* [Task details]
Each of the records below must be reproduced verbatim.
---------- Materials provided
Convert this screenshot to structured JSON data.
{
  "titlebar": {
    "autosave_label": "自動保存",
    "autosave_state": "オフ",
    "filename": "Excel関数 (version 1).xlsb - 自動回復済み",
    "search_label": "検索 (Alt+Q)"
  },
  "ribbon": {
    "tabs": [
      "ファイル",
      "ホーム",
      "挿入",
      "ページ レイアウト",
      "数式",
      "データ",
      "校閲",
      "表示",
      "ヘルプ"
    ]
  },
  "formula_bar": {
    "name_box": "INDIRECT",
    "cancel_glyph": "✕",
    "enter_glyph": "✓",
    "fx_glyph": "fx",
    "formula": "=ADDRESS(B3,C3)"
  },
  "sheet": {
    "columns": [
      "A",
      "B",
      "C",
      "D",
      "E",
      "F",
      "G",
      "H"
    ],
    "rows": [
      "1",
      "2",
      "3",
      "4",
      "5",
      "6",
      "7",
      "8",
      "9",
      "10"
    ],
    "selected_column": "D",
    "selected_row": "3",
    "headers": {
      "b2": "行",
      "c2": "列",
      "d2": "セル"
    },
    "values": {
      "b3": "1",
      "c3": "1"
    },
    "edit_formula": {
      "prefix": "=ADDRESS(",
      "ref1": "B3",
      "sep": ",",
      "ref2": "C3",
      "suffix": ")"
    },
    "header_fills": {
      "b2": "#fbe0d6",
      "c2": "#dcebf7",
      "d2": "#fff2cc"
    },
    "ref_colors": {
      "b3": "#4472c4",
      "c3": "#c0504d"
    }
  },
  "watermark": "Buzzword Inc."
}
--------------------
* [Response box]
Convert this screenshot to structured JSON data.
{
  "titlebar": {
    "autosave_label": "自動保存",
    "autosave_state": "オフ",
    "filename": "Excel関数 (version 1).xlsb - 自動回復済み",
    "search_label": "検索 (Alt+Q)"
  },
  "ribbon": {
    "tabs": [
      "ファイル",
      "ホーム",
      "挿入",
      "ページ レイアウト",
      "数式",
      "データ",
      "校閲",
      "表示",
      "ヘルプ"
    ]
  },
  "formula_bar": {
    "name_box": "INDIRECT",
    "cancel_glyph": "✕",
    "enter_glyph": "✓",
    "fx_glyph": "fx",
    "formula": "=ADDRESS(B3,C3)"
  },
  "sheet": {
    "columns": [
      "A",
      "B",
      "C",
      "D",
      "E",
      "F",
      "G",
      "H"
    ],
    "rows": [
      "1",
      "2",
      "3",
      "4",
      "5",
      "6",
      "7",
      "8",
      "9",
      "10"
    ],
    "selected_column": "D",
    "selected_row": "3",
    "headers": {
      "b2": "行",
      "c2": "列",
      "d2": "セル"
    },
    "values": {
      "b3": "1",
      "c3": "1"
    },
    "edit_formula": {
      "prefix": "=ADDRESS(",
      "ref1": "B3",
      "sep": ",",
      "ref2": "C3",
      "suffix": ")"
    },
    "header_fills": {
      "b2": "#fbe0d6",
      "c2": "#dcebf7",
      "d2": "#fff2cc"
    },
    "ref_colors": {
      "b3": "#4472c4",
      "c3": "#c0504d"
    }
  },
  "watermark": "Buzzword Inc."
}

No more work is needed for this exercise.